The built environment, which provides us with all the most direct, frequent and unavoidable images and experiences of everyday life, is never just happenstance. It reflects conscious decisions which in turn reflect ideologies and class positions" (T.J. Gorringe, in A Theology of the Built Environment).
True enough. That a brick is here and not there, a sidewalk on this side of the street and not over there, a house with a porch or not, is certainly not chance, and yet I suspect many building decisions today reflect pragmatic marketing and not value-laden and principled decisions. For example, a slick brochure (actually, more like a magazine) I received recently has stories about a new "community" that developers are shaping north of my city. With homes starting in the $900s, this is definitely a community that will lack socioeconomic diversity.
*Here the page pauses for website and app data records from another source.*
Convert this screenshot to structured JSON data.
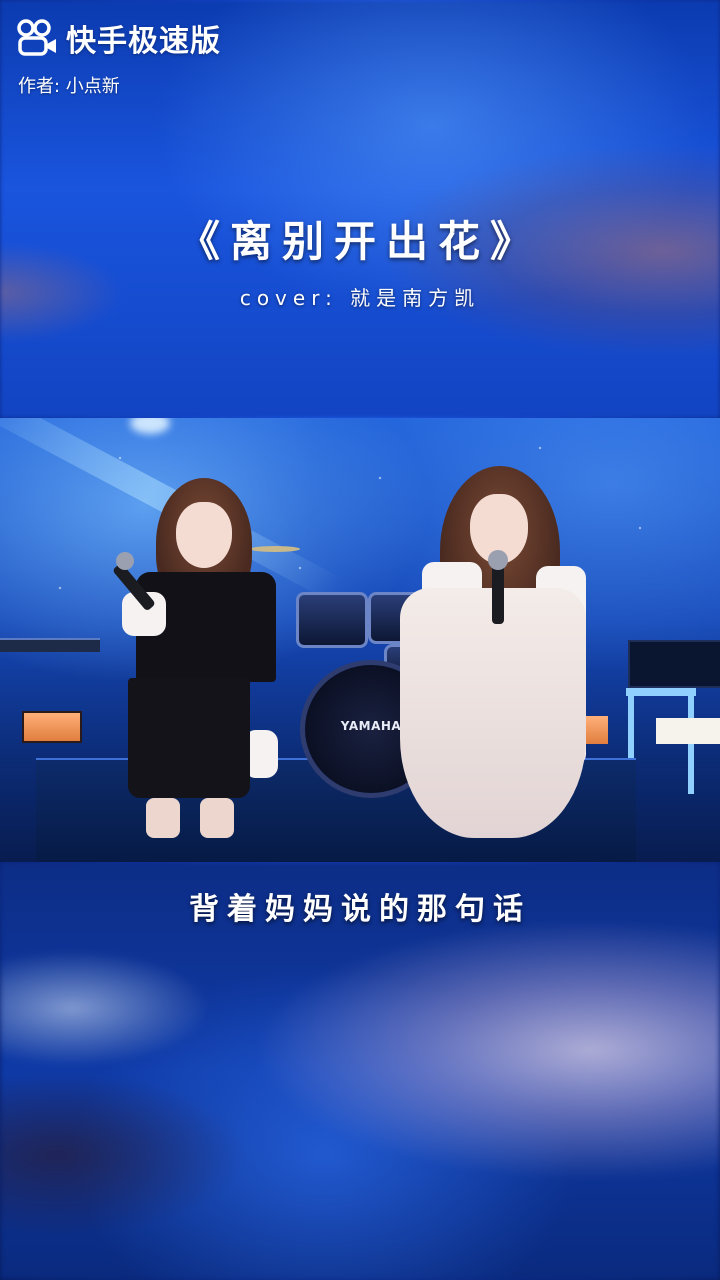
{
  "app": {
    "brand_name": "快手极速版",
    "logo_icon": "kuaishou-logo-icon"
  },
  "video": {
    "author_line": "作者: 小点新",
    "title": "《离别开出花》",
    "cover_line": "cover: 就是南方凯",
    "lyric": "背着妈妈说的那句话",
    "drum_brand": "YAMAHA"
  },
  "colors": {
    "background_blue": "#1543c9",
    "text": "#ffffff"
  }
}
And yet the well-heeled will pay dearly to join a "sustainable" community, an ecologically conscious one, and one focused on "bringing families closer together." With one to six acre "private reserves," though, and 5000-8000 square foot homes, it's difficult to see how a sense of community will be encouraged. You won't even be able to see your neighbors' homes, much less get to know them. No, these are much more like private vacation retreats where you can get away from everyone, particularly those who are uncomfortably unlike you. In fact, even in your own home there's enough space so that you need not see anyone in the family, if you choose not to.
Actually, our guilt and emotions are being played on. We are being told that it's OK to have a home that is beyond our means because it will make our family happier and, besides, we are protecting the environment. We're told we can be a part of a community, when the exclusivity and large lot design practically guarantees there will be no community.
In fact we do long for community, for beauty, and for a sense that we are living justly. God made us this way. Marketers play on those longings to sell to us. To be fair, they are not always conscious of this, not always so crass as do do it intentionally, and they often have mixed motives, desiring to do something good and yet not beyond playing to our emotions.
I confess I'm a bit of a skeptic about even high-minded planning and design. Perhaps well planned subdivisions can be conducive to a communal spirit, but I doubt that true community comes from such designs but, rather, from hearts shaped by another kind of Planner. Communities look the way they do because of the kind of people we are. When we change, the built environment will follow. Form follows function.
This is why I'm interested in Gorringe's book. If a meditation on God's word can bring forth a theology of the built environment, we can better understand why we build and plan as we do, how our own fallenness has such deleterious consequences, and how, with God's grace, an with new hearts, we can design and built more human places for all people.
Place matters. Our living space matters. These tangible realities say something about who we are and have something to do with shaping our behavior. God's grace infuses life, and yet so does the curse of sin. Planners and builders can't build a heaven on earth, a utopia, despite what the slick brochures promise. But they can acknowledge human weakness and promise and reflect on what kind of design will best allow the good things in human character to thrive. We can do better.